Recently proposed phosphorus regulations would require the farms with fields with the highest FIVs (150 and higher) to limit or halt phosphorus application to those fields. The Phosphorus Management Tool (PMT) would be phased in over a six-year period; the farms with the highest phosphorus FIV values would begin implementing the PMT first but would also have the longest time to transition. Governor-elect Larry Hogan has indicated that he opposes these regulations.
To fulfill Maryland’s commitment to restoring the Chesapeake Bay, Gov.-elect Hogan should reverse his opposition in the face of overwhelming evidence of phosphorus saturation along the Eastern Shore.
The map here shows the FIV values from the fields that were tested when the CAFO prepared its CNMP. While the tests were conducted from 2008 to 2014, the results remain relevant as they were used to plan the fields’ fertilization needs over the next five years and were provided in response to CPR’s request for the most recent plan on file. The fields marked with yellow dots have P FIV values under 150 and would not be subject to the new regulations. All the other fields, marked in oranges and reds, would likely be subject to the PMT, depending upon the average P FIV value of the entire farm (the proposed regulations define how to calculate average P FIV).

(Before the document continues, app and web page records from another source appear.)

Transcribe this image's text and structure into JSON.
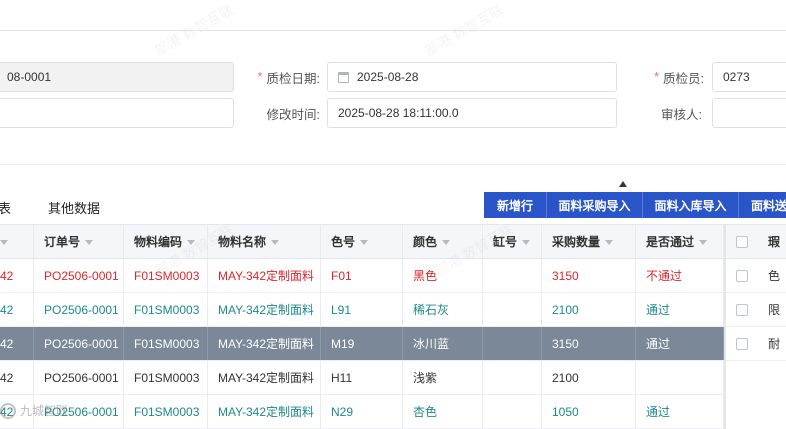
{
  "watermark": {
    "text": "部港 数智互联",
    "bottom_text": "九城智联"
  },
  "form": {
    "code_value": "08-0001",
    "inspect_date_label": "质检日期:",
    "inspect_date_value": "2025-08-28",
    "inspector_label": "质检员:",
    "inspector_value": "0273",
    "modified_time_label": "修改时间:",
    "modified_time_value": "2025-08-28 18:11:00.0",
    "reviewer_label": "审核人:",
    "required_mark": "*"
  },
  "tabs": [
    "表",
    "其他数据"
  ],
  "toolbar": {
    "buttons": [
      "新增行",
      "面料采购导入",
      "面料入库导入",
      "面料送"
    ]
  },
  "table": {
    "columns": [
      "",
      "订单号",
      "物料编码",
      "物料名称",
      "色号",
      "颜色",
      "缸号",
      "采购数量",
      "是否通过"
    ],
    "rows": [
      {
        "c0": "42",
        "order": "PO2506-0001",
        "code": "F01SM0003",
        "name": "MAY-342定制面料",
        "color_no": "F01",
        "color": "黑色",
        "vat": "",
        "qty": "3150",
        "pass": "不通过",
        "tone": "red"
      },
      {
        "c0": "42",
        "order": "PO2506-0001",
        "code": "F01SM0003",
        "name": "MAY-342定制面料",
        "color_no": "L91",
        "color": "稀石灰",
        "vat": "",
        "qty": "2100",
        "pass": "通过",
        "tone": "teal"
      },
      {
        "c0": "42",
        "order": "PO2506-0001",
        "code": "F01SM0003",
        "name": "MAY-342定制面料",
        "color_no": "M19",
        "color": "冰川蓝",
        "vat": "",
        "qty": "3150",
        "pass": "通过",
        "tone": "selected"
      },
      {
        "c0": "42",
        "order": "PO2506-0001",
        "code": "F01SM0003",
        "name": "MAY-342定制面料",
        "color_no": "H11",
        "color": "浅紫",
        "vat": "",
        "qty": "2100",
        "pass": "",
        "tone": "black"
      },
      {
        "c0": "42",
        "order": "PO2506-0001",
        "code": "F01SM0003",
        "name": "MAY-342定制面料",
        "color_no": "N29",
        "color": "杏色",
        "vat": "",
        "qty": "1050",
        "pass": "通过",
        "tone": "teal"
      }
    ]
  },
  "side_panel": {
    "header": "瑕",
    "rows": [
      "色",
      "限",
      "耐"
    ]
  },
  "colors": {
    "accent": "#2a55c8",
    "red": "#e0252b",
    "teal": "#1c8a8a",
    "selected_row": "#7a8898"
  }
}
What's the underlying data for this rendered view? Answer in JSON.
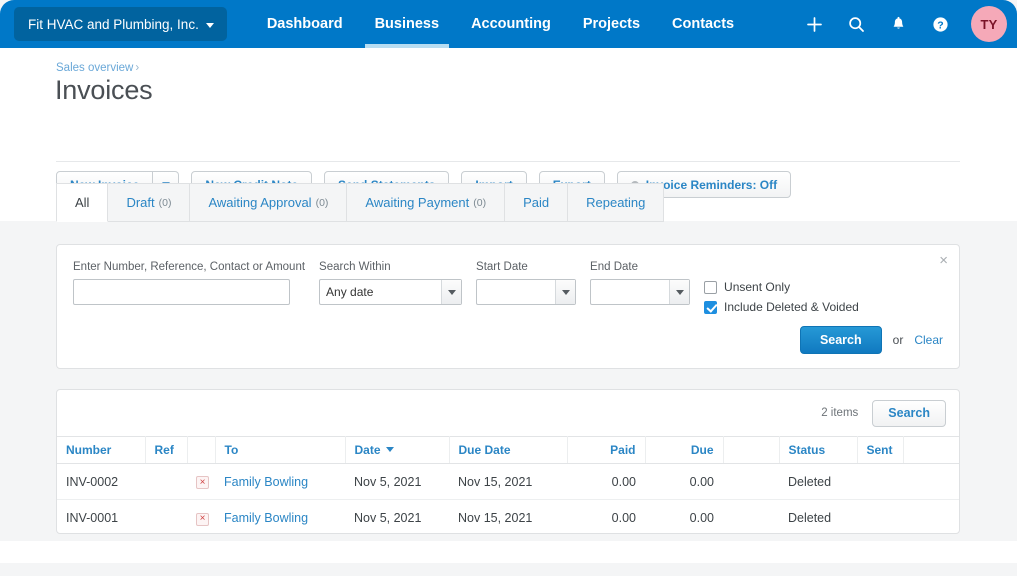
{
  "navbar": {
    "org_name": "Fit HVAC and Plumbing, Inc.",
    "links": [
      {
        "label": "Dashboard",
        "active": false
      },
      {
        "label": "Business",
        "active": true
      },
      {
        "label": "Accounting",
        "active": false
      },
      {
        "label": "Projects",
        "active": false
      },
      {
        "label": "Contacts",
        "active": false
      }
    ],
    "icons": [
      "plus-icon",
      "search-icon",
      "bell-icon",
      "help-icon"
    ],
    "avatar_initials": "TY",
    "brand_color": "#0078c8",
    "org_pill_color": "#01639f",
    "avatar_bg": "#f5a9b8"
  },
  "header": {
    "breadcrumb": "Sales overview",
    "breadcrumb_sep": "›",
    "title": "Invoices"
  },
  "actions": {
    "new_invoice": "New Invoice",
    "new_credit_note": "New Credit Note",
    "send_statements": "Send Statements",
    "import": "Import",
    "export": "Export",
    "invoice_reminders": "Invoice Reminders: Off"
  },
  "tabs": [
    {
      "label": "All",
      "count": "",
      "active": true
    },
    {
      "label": "Draft",
      "count": "(0)",
      "active": false
    },
    {
      "label": "Awaiting Approval",
      "count": "(0)",
      "active": false
    },
    {
      "label": "Awaiting Payment",
      "count": "(0)",
      "active": false
    },
    {
      "label": "Paid",
      "count": "",
      "active": false
    },
    {
      "label": "Repeating",
      "count": "",
      "active": false
    }
  ],
  "search_panel": {
    "query_label": "Enter Number, Reference, Contact or Amount",
    "query_value": "",
    "query_placeholder": "",
    "search_within_label": "Search Within",
    "search_within_value": "Any date",
    "start_date_label": "Start Date",
    "start_date_value": "",
    "end_date_label": "End Date",
    "end_date_value": "",
    "unsent_only_label": "Unsent Only",
    "unsent_only_checked": false,
    "include_deleted_label": "Include Deleted & Voided",
    "include_deleted_checked": true,
    "search_button": "Search",
    "or_text": "or",
    "clear_link": "Clear",
    "close_icon": "×"
  },
  "results": {
    "items_count": "2 items",
    "search_button": "Search",
    "columns": [
      "Number",
      "Ref",
      "",
      "To",
      "Date",
      "Due Date",
      "Paid",
      "Due",
      "",
      "Status",
      "Sent",
      ""
    ],
    "sorted_column": "Date",
    "rows": [
      {
        "number": "INV-0002",
        "ref": "",
        "flag": "×",
        "to": "Family Bowling",
        "date": "Nov 5, 2021",
        "due_date": "Nov 15, 2021",
        "paid": "0.00",
        "due": "0.00",
        "extra": "",
        "status": "Deleted",
        "sent": "",
        "last": ""
      },
      {
        "number": "INV-0001",
        "ref": "",
        "flag": "×",
        "to": "Family Bowling",
        "date": "Nov 5, 2021",
        "due_date": "Nov 15, 2021",
        "paid": "0.00",
        "due": "0.00",
        "extra": "",
        "status": "Deleted",
        "sent": "",
        "last": ""
      }
    ]
  }
}
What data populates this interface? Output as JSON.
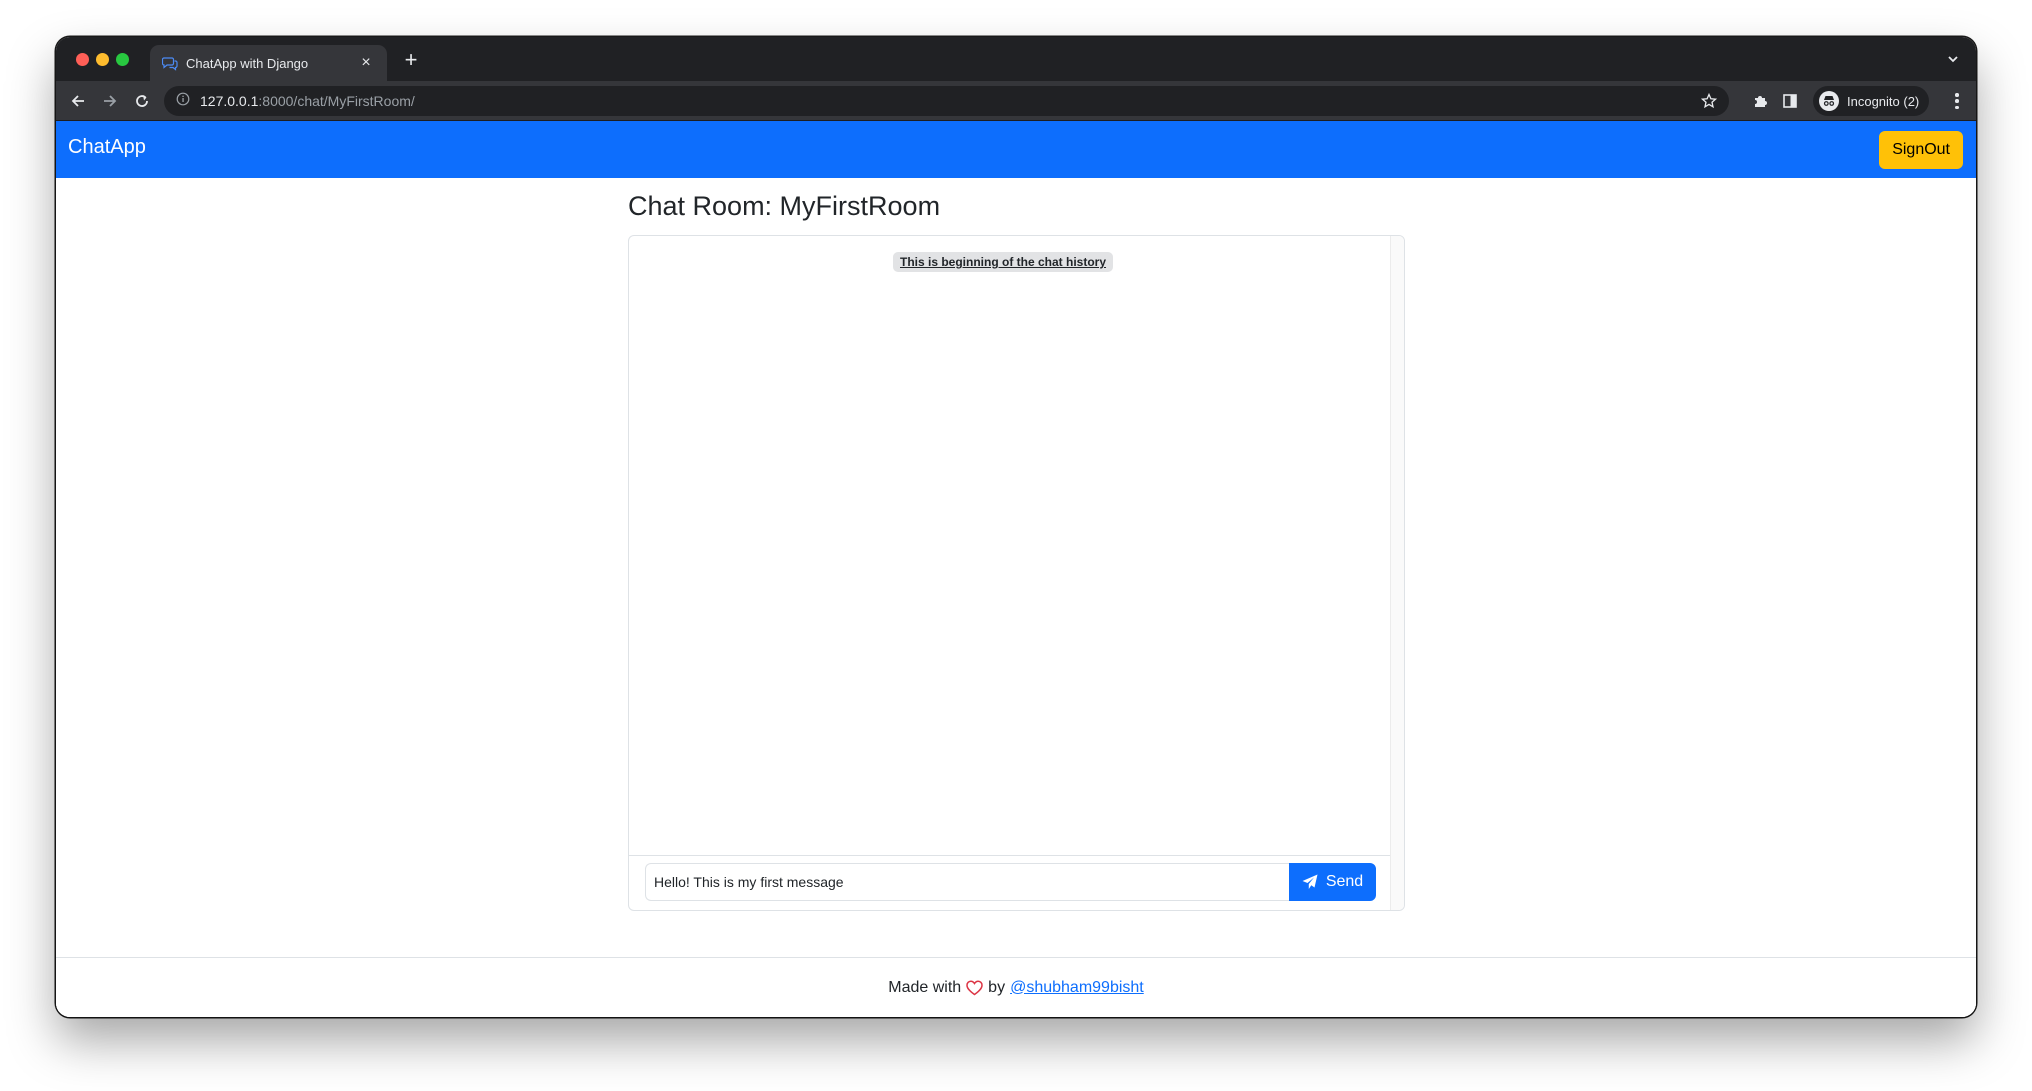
{
  "browser": {
    "tab_title": "ChatApp with Django",
    "url_host": "127.0.0.1",
    "url_path": ":8000/chat/MyFirstRoom/",
    "incognito_label": "Incognito (2)",
    "new_tab_symbol": "+",
    "close_symbol": "×"
  },
  "navbar": {
    "brand": "ChatApp",
    "signout_label": "SignOut",
    "color": "#0d6efd",
    "signout_color": "#ffc107"
  },
  "chat": {
    "heading": "Chat Room: MyFirstRoom",
    "history_label": "This is beginning of the chat history",
    "message_value": "Hello! This is my first message",
    "send_label": "Send"
  },
  "footer": {
    "made_with": "Made with",
    "by": "by",
    "author": "@shubham99bisht"
  },
  "icons": {
    "tab": "chat-bubbles-icon",
    "heart": "heart-icon",
    "send": "paper-plane-icon"
  }
}
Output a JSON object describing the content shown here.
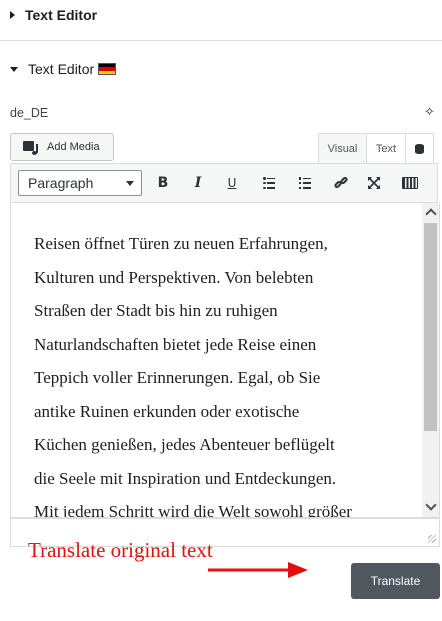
{
  "sections": {
    "collapsed_title": "Text Editor",
    "expanded_title": "Text Editor",
    "flag_colors": [
      "#000000",
      "#dd0000",
      "#ffce00"
    ]
  },
  "locale": "de_DE",
  "toolbar": {
    "add_media_label": "Add Media",
    "tabs": {
      "visual": "Visual",
      "text": "Text"
    },
    "format_select_value": "Paragraph",
    "bold_label": "B",
    "italic_label": "I",
    "underline_label": "U"
  },
  "editor": {
    "content_lines": [
      "Reisen öffnet Türen zu neuen Erfahrungen,",
      "Kulturen und Perspektiven. Von belebten",
      "Straßen der Stadt bis hin zu ruhigen",
      "Naturlandschaften bietet jede Reise einen",
      "Teppich voller Erinnerungen. Egal, ob Sie",
      "antike Ruinen erkunden oder exotische",
      "Küchen genießen, jedes Abenteuer beflügelt",
      "die Seele mit Inspiration und Entdeckungen.",
      "Mit jedem Schritt wird die Welt sowohl größer"
    ]
  },
  "annotation": {
    "text": "Translate original text",
    "color": "#e0100c"
  },
  "translate_button_label": "Translate"
}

The map also shows waterways (in purple) that are so polluted with phosphorus from farms that the rivers and streams are legally designated as “impaired” under the federal Clean Water Act. That designation triggered the development of the groundbreaking Bay-wide pollution diet—the starting point for finally restoring the Chesapeake Bay. Under the plan, technically known as a “total maximum daily load” (TMDL), Bay states are responsible for reducing the sources of pollution that impair local waterways. This map provides critical clues for identifying sources of pollution.